While Clinton has been out of the political world for five years now, her former rival and ex-president Trump has been dropping not-so-subtle hints about a comeback in the 2024 race. Surveys of Republican voters have shown that an overwhelming number want Trump to be their 2024 candidate. His poll numbers have been much higher than other possible candidates like ex-Vice President Mike Pence and Florida Governor Ron DeSantis. 

While Clinton said on Sunday that she would be willing to "bet on" Trump staging a 2024 comeback, she stayed mum about her future political aspirations. "Are we going to give in to all these lies and this disinformation and this organized effort to undermine our rule of law and our institutions, or are we going to stand up to it?" she said. 

Will Biden run for a second term?

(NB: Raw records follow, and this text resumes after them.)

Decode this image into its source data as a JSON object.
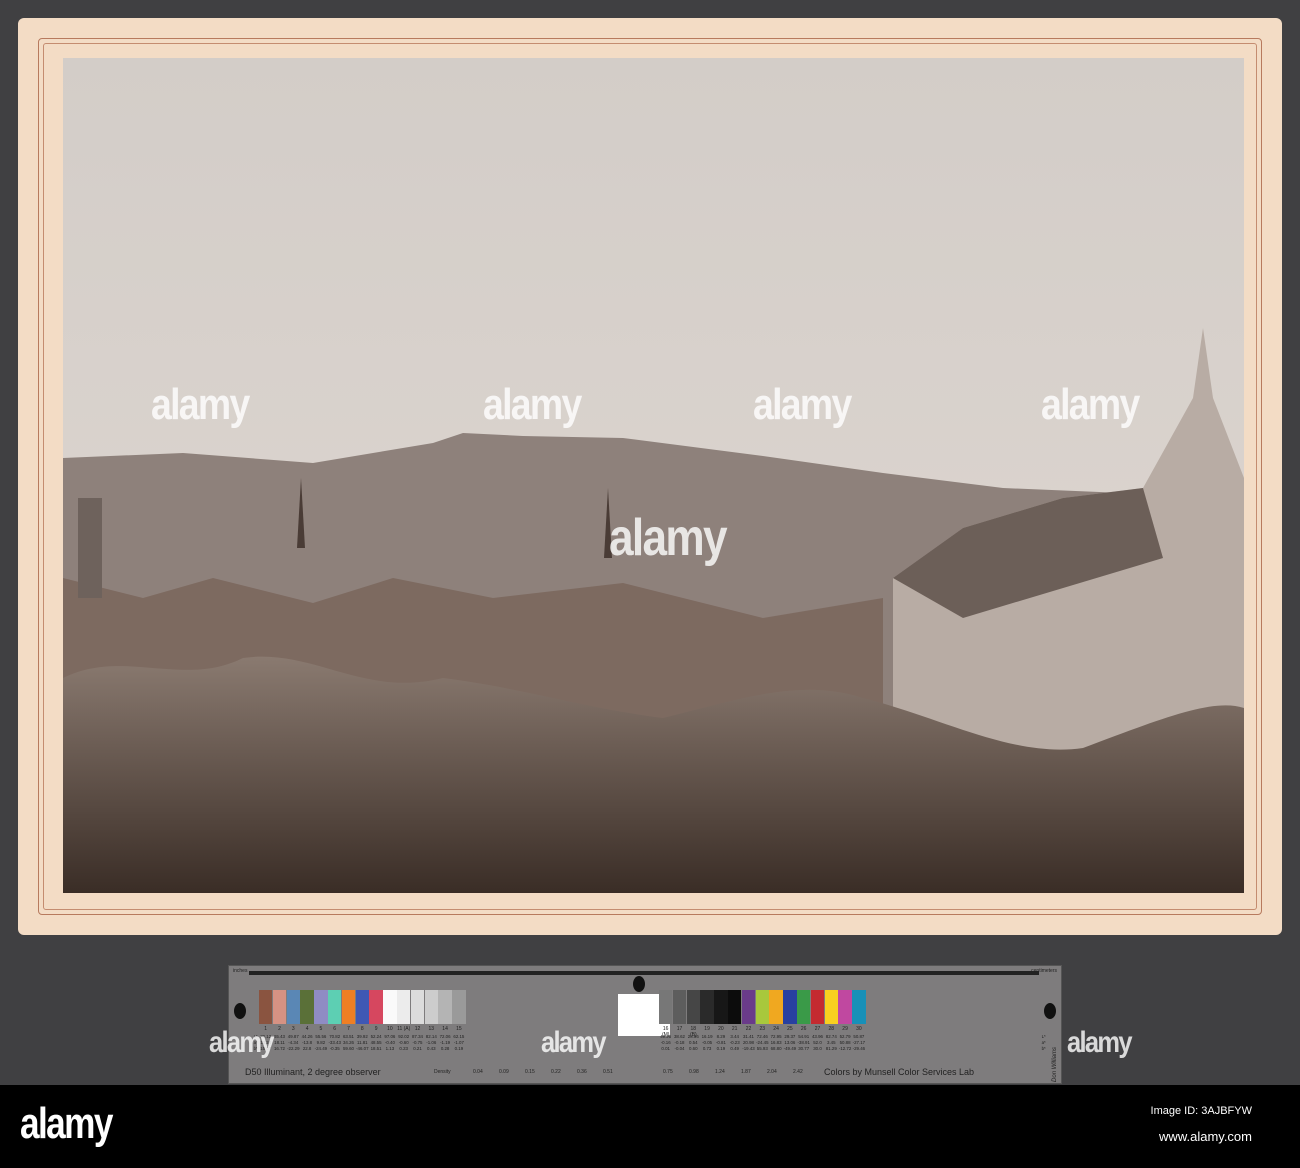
{
  "watermark": "alamy",
  "chart": {
    "inches": "inches",
    "centimeters": "centimeters",
    "left_caption": "D50 Illuminant, 2 degree observer",
    "density_label": "Density",
    "right_caption": "Colors by Munsell Color Services Lab",
    "signature": "Don Williams",
    "row_labels": [
      "L*",
      "a*",
      "b*"
    ],
    "patches": [
      {
        "n": "1",
        "c": "#8a5440",
        "v": [
          "39.12",
          "13.24",
          "15.07"
        ]
      },
      {
        "n": "2",
        "c": "#d69283",
        "v": [
          "65.43",
          "18.11",
          "16.72"
        ]
      },
      {
        "n": "3",
        "c": "#5a87b5",
        "v": [
          "49.87",
          "-4.34",
          "-22.29"
        ]
      },
      {
        "n": "4",
        "c": "#5a7038",
        "v": [
          "44.26",
          "-13.8",
          "22.8"
        ]
      },
      {
        "n": "5",
        "c": "#8f8cc4",
        "v": [
          "55.56",
          "9.82",
          "-24.49"
        ]
      },
      {
        "n": "6",
        "c": "#5dcfb3",
        "v": [
          "70.82",
          "-33.43",
          "-0.35"
        ]
      },
      {
        "n": "7",
        "c": "#ee7f24",
        "v": [
          "63.51",
          "34.26",
          "59.60"
        ]
      },
      {
        "n": "8",
        "c": "#3f58b4",
        "v": [
          "39.92",
          "11.81",
          "-46.07"
        ]
      },
      {
        "n": "9",
        "c": "#d6475f",
        "v": [
          "52.24",
          "48.55",
          "18.51"
        ]
      },
      {
        "n": "10",
        "c": "#fafafa",
        "v": [
          "97.06",
          "-0.40",
          "1.13"
        ]
      },
      {
        "n": "11 (A)",
        "c": "#ececec",
        "v": [
          "92.02",
          "-0.60",
          "0.23"
        ]
      },
      {
        "n": "12",
        "c": "#dcdcdc",
        "v": [
          "87.34",
          "-0.75",
          "0.21"
        ]
      },
      {
        "n": "13",
        "c": "#cdcdcd",
        "v": [
          "82.14",
          "-1.06",
          "0.43"
        ]
      },
      {
        "n": "14",
        "c": "#b4b4b4",
        "v": [
          "72.06",
          "-1.19",
          "0.28"
        ]
      },
      {
        "n": "15",
        "c": "#9a9a9a",
        "v": [
          "62.15",
          "-1.07",
          "0.19"
        ]
      },
      {
        "n": "16 (M)",
        "c": "#777777",
        "v": [
          "49.25",
          "-0.16",
          "0.01"
        ]
      },
      {
        "n": "17",
        "c": "#5d5d5d",
        "v": [
          "38.62",
          "-0.18",
          "-0.04"
        ]
      },
      {
        "n": "18 (B)",
        "c": "#464646",
        "v": [
          "28.86",
          "0.54",
          "0.60"
        ]
      },
      {
        "n": "19",
        "c": "#2a2a2a",
        "v": [
          "16.19",
          "-0.05",
          "0.73"
        ]
      },
      {
        "n": "20",
        "c": "#171717",
        "v": [
          "8.29",
          "-0.81",
          "0.19"
        ]
      },
      {
        "n": "21",
        "c": "#0c0c0c",
        "v": [
          "3.44",
          "-0.23",
          "0.49"
        ]
      },
      {
        "n": "22",
        "c": "#6a3b8a",
        "v": [
          "31.41",
          "20.98",
          "-19.43"
        ]
      },
      {
        "n": "23",
        "c": "#a8c83c",
        "v": [
          "72.46",
          "-24.45",
          "55.93"
        ]
      },
      {
        "n": "24",
        "c": "#f0a820",
        "v": [
          "72.95",
          "16.83",
          "68.80"
        ]
      },
      {
        "n": "25",
        "c": "#2840a0",
        "v": [
          "29.37",
          "13.06",
          "-49.49"
        ]
      },
      {
        "n": "26",
        "c": "#3a9a48",
        "v": [
          "54.91",
          "-38.91",
          "30.77"
        ]
      },
      {
        "n": "27",
        "c": "#c42a30",
        "v": [
          "43.96",
          "52.0",
          "30.0"
        ]
      },
      {
        "n": "28",
        "c": "#f8d020",
        "v": [
          "82.74",
          "3.45",
          "81.29"
        ]
      },
      {
        "n": "29",
        "c": "#c048a0",
        "v": [
          "52.79",
          "50.88",
          "-12.72"
        ]
      },
      {
        "n": "30",
        "c": "#1890b8",
        "v": [
          "50.87",
          "-27.17",
          "-29.46"
        ]
      }
    ],
    "density_left": [
      "0.04",
      "0.09",
      "0.15",
      "0.22",
      "0.36",
      "0.51"
    ],
    "density_right": [
      "0.75",
      "0.98",
      "1.24",
      "1.87",
      "2.04",
      "2.42"
    ]
  },
  "footer": {
    "logo": "alamy",
    "image_id": "Image ID: 3AJBFYW",
    "url": "www.alamy.com"
  }
}
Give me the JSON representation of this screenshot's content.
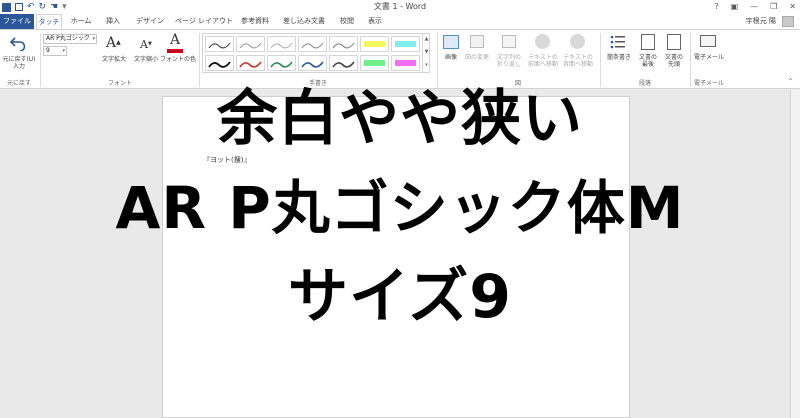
{
  "titlebar": {
    "qat": {
      "undo": "↶",
      "redo": "↻",
      "touch": "☚",
      "customize": "▾"
    },
    "title": "文書 1 - Word",
    "controls": {
      "help": "?",
      "ribbon_options": "▣",
      "minimize": "—",
      "restore": "❐",
      "close": "✕"
    }
  },
  "tabs": {
    "file": "ファイル",
    "items": [
      "タッチ",
      "ホーム",
      "挿入",
      "デザイン",
      "ページ レイアウト",
      "参考資料",
      "差し込み文書",
      "校閲",
      "表示"
    ],
    "user": "宇根元 陽"
  },
  "ribbon": {
    "undo_group": {
      "button_label_1": "元に戻す(U)",
      "button_label_2": "入力",
      "group_label": "元に戻す"
    },
    "font_group": {
      "font_name": "AR P丸ゴシック",
      "font_size": "9",
      "grow_label": "文字拡大",
      "shrink_label": "文字縮小",
      "color_label": "フォントの色",
      "group_label": "フォント"
    },
    "pens_group": {
      "group_label": "手書き"
    },
    "picture_group": {
      "picture_label": "画像",
      "change_label": "図の変更",
      "wrap_label_1": "文字列の",
      "wrap_label_2": "折り返し",
      "front_label_1": "テキストの",
      "front_label_2": "前面へ移動",
      "back_label_1": "テキストの",
      "back_label_2": "背面へ移動",
      "group_label": "図"
    },
    "paragraph_group": {
      "bullets_label": "箇条書き",
      "end_label_1": "文書の",
      "end_label_2": "最後",
      "start_label_1": "文書の",
      "start_label_2": "先頭",
      "group_label": "段落"
    },
    "email_group": {
      "email_label": "電子メール",
      "group_label": "電子メール"
    }
  },
  "document": {
    "body_text": "『ヨット(捜)』"
  },
  "overlay": {
    "line1": "余白やや狭い",
    "line2": "AR P丸ゴシック体M",
    "line3": "サイズ9"
  },
  "colors": {
    "accent": "#2b579a",
    "font_color_bar": "#d0021b",
    "highlight_yellow": "#f7f75b",
    "highlight_cyan": "#7ff0ef",
    "highlight_green": "#6ff08a",
    "highlight_magenta": "#f36ef3"
  }
}
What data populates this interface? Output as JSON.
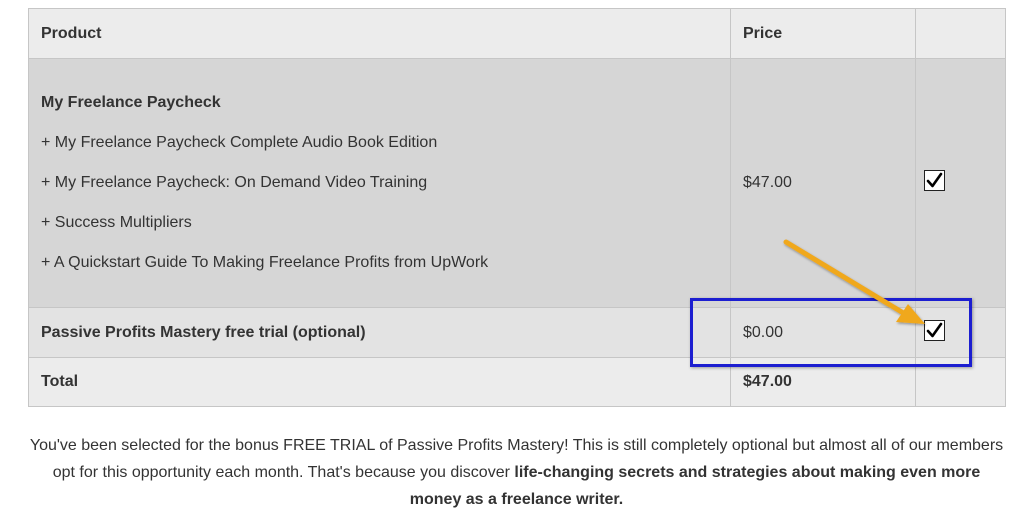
{
  "table": {
    "headers": {
      "product": "Product",
      "price": "Price"
    },
    "main_product": {
      "title": "My Freelance Paycheck",
      "bumps": [
        "+ My Freelance Paycheck Complete Audio Book Edition",
        "+ My Freelance Paycheck: On Demand Video Training",
        "+ Success Multipliers",
        "+ A Quickstart Guide To Making Freelance Profits from UpWork"
      ],
      "price": "$47.00",
      "checked": true
    },
    "trial": {
      "title": "Passive Profits Mastery free trial (optional)",
      "price": "$0.00",
      "checked": true
    },
    "total": {
      "label": "Total",
      "price": "$47.00"
    }
  },
  "footer": {
    "text_plain": "You've been selected for the bonus FREE TRIAL of Passive Profits Mastery! This is still completely optional but almost all of our members opt for this opportunity each month. That's because you discover ",
    "text_bold": "life-changing secrets and strategies about making even more money as a freelance writer."
  },
  "colors": {
    "highlight_box": "#1c1ed0",
    "arrow": "#f0a81e"
  },
  "icons": {
    "checkbox": "checkmark-icon",
    "arrow": "arrow-icon"
  }
}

Biden will be in his 80s before he actually enters the 2024 election cycle, even though he has made his intentions clear on wanting to remain the POTUS for a second term. Even his running mate Kamala Harris' chances of becoming a primary Democratic candidate now seem increasingly difficult due to reports that brand her a bully, sparking an array of staff exits from her office.

Before an audience of nine families that are benefiting from the new Child Tax Credit, U.S. President Joe Biden and Vice President Kamala Harris deliver remarks on the day tens of millions of parents will get their first monthly payments in the South Court Auditorium in the Eisenhower Executive Office Building on July 15, 2021 in Washington, DC. (Photo by Chip Somodevilla/Getty Images)

According to the most recent data from poll aggregator FiveThirtyEight, Biden has roughly 50 percent disapproval and merely 43.3 percent approval rating. This makes it close to the lowest he's ever had while president. The VP's rating has fallen even further than Biden, with 41.3 percent approve of the job that she is doing. 

Poll numbers also show Trump and Biden being locked in a near-dead heat in a potential 2024 rematch. Biden leads Trump by just a single percentage point, according to a recent Wall Street Journal poll. The survey's margin of error is a gap of 2.5 percent. However, 48 percent of respondents to the poll said they preferred Trump's policies to Biden's.